======== Material for this exercise

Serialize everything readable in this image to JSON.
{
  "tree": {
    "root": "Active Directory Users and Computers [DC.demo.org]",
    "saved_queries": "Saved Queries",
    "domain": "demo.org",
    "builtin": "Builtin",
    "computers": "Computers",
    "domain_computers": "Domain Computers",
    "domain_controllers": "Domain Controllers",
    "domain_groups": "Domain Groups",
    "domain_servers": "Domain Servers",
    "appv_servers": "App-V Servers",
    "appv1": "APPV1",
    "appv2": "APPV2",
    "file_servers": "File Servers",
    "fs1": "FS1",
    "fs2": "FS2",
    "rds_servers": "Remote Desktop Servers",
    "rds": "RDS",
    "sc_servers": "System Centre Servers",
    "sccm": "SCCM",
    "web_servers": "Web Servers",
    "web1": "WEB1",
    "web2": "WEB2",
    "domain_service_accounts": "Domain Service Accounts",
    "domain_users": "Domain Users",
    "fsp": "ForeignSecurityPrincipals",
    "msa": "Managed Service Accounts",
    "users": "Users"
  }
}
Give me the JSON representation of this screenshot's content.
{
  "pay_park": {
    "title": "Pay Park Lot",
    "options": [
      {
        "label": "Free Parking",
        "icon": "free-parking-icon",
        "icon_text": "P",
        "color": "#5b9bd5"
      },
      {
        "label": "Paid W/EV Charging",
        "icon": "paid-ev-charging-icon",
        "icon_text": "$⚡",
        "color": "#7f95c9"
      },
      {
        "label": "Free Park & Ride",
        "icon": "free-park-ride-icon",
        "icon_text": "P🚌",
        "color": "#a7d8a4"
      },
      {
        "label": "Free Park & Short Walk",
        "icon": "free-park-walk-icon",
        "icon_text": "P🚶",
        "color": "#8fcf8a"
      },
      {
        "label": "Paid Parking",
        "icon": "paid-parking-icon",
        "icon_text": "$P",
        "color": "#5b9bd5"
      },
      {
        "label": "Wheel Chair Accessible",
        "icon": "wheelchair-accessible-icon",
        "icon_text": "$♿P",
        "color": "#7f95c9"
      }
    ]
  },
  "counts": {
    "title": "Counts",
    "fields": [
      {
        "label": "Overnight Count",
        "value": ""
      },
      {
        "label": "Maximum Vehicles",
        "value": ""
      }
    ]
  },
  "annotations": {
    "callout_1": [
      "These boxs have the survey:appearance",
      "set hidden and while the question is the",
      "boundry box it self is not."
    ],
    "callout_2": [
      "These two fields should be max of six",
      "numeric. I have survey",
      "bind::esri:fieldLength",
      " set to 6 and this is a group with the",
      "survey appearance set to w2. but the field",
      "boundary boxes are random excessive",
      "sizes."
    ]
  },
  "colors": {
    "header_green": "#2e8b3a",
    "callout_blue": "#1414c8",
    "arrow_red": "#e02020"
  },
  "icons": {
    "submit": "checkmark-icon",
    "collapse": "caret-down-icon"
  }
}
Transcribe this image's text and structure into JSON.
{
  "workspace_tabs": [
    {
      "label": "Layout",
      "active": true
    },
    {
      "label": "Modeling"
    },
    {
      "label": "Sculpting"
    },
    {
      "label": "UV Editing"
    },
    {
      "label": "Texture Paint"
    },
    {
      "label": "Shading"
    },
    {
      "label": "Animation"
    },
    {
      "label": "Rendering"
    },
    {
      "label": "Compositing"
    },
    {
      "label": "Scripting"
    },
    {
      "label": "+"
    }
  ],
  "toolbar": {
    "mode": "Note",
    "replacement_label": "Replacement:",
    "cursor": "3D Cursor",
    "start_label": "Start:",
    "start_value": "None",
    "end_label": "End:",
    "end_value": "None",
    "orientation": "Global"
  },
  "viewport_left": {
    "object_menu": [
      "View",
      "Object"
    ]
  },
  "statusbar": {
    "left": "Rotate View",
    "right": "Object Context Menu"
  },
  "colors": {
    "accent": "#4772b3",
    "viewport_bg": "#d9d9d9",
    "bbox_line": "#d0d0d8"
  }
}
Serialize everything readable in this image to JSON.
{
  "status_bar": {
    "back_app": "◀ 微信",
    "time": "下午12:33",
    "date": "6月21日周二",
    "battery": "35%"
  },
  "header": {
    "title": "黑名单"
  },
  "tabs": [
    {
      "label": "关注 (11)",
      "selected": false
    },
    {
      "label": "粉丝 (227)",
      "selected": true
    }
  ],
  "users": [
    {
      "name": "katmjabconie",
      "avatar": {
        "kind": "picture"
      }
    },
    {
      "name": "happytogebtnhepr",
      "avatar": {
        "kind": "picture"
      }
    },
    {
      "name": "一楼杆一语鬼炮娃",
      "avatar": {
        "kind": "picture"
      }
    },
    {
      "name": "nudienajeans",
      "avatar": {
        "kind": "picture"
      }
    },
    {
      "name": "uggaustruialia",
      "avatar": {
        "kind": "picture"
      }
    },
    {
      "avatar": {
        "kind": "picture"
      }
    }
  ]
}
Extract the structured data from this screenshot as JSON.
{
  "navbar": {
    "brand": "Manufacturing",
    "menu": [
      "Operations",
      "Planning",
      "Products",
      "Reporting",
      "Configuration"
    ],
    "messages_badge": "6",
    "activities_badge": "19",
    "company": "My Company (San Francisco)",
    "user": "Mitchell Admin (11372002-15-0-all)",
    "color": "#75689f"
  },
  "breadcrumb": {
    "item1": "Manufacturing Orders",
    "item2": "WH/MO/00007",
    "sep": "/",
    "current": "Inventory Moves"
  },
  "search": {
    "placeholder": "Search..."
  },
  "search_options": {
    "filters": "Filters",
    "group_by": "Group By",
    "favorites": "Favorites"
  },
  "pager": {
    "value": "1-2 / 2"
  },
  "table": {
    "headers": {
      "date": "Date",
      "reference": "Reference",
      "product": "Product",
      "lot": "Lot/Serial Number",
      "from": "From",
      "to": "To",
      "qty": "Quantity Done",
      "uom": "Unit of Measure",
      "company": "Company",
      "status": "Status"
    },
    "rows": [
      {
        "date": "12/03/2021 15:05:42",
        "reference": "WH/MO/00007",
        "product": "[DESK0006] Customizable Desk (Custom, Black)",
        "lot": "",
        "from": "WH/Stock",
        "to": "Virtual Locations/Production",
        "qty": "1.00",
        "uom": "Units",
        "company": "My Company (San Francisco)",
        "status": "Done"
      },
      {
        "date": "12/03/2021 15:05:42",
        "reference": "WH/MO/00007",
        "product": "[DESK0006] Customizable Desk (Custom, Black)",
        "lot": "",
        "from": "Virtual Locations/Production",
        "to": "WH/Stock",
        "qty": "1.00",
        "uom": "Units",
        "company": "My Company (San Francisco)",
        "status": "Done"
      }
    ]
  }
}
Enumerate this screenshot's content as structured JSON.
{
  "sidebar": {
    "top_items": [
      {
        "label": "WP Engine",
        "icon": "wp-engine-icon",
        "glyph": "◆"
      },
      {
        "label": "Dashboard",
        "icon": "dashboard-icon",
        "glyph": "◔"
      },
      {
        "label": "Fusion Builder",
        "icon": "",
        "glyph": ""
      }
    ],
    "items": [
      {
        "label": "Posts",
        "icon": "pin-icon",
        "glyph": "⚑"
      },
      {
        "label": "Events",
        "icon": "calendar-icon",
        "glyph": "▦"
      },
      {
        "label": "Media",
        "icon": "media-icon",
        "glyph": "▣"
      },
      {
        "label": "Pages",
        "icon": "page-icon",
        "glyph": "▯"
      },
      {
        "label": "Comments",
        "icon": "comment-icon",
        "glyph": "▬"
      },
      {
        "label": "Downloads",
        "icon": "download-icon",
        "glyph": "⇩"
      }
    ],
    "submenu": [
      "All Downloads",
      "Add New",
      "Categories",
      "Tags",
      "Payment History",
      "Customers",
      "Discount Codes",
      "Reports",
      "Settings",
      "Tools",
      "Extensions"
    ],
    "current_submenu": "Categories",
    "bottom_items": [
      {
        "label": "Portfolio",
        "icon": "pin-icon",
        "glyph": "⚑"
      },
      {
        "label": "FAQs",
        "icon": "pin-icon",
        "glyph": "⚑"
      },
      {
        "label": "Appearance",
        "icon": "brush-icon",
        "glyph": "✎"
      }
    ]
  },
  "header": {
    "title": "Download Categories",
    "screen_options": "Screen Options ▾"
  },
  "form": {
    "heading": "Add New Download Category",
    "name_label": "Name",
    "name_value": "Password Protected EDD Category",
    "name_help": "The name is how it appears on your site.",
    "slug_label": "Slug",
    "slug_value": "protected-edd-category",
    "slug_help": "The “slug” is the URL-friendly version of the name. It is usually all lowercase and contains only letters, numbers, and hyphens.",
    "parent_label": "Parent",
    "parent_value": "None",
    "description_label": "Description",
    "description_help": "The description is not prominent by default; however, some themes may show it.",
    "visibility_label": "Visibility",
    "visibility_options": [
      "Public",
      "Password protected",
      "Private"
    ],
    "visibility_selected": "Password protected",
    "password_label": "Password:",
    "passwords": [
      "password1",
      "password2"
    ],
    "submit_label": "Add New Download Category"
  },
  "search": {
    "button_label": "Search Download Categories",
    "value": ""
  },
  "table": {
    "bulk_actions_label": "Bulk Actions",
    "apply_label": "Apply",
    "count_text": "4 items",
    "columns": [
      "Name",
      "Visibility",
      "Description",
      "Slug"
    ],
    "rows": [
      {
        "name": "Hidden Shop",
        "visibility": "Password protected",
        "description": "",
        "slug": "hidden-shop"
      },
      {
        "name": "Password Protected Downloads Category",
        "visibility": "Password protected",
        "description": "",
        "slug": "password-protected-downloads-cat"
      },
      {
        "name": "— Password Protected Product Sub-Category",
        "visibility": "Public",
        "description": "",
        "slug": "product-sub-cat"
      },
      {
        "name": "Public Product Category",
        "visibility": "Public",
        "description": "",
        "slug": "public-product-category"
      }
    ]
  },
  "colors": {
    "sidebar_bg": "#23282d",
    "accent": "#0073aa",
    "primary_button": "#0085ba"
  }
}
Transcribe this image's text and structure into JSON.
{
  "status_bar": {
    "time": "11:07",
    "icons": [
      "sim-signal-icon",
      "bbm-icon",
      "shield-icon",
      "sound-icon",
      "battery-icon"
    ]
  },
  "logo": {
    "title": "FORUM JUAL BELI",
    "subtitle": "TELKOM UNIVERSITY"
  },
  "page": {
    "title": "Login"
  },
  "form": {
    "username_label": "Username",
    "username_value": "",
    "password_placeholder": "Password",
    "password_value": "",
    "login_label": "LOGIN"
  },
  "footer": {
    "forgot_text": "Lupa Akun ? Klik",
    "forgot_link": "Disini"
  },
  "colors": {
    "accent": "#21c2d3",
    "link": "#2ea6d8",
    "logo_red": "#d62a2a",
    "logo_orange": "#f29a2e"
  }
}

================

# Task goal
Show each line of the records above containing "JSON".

# Output of the task
Serialize everything readable in this image to JSON.
Give me the JSON representation of this screenshot's content.
Transcribe this image's text and structure into JSON.
Serialize everything readable in this image to JSON.
Extract the structured data from this screenshot as JSON.
Enumerate this screenshot's content as structured JSON.
Transcribe this image's text and structure into JSON.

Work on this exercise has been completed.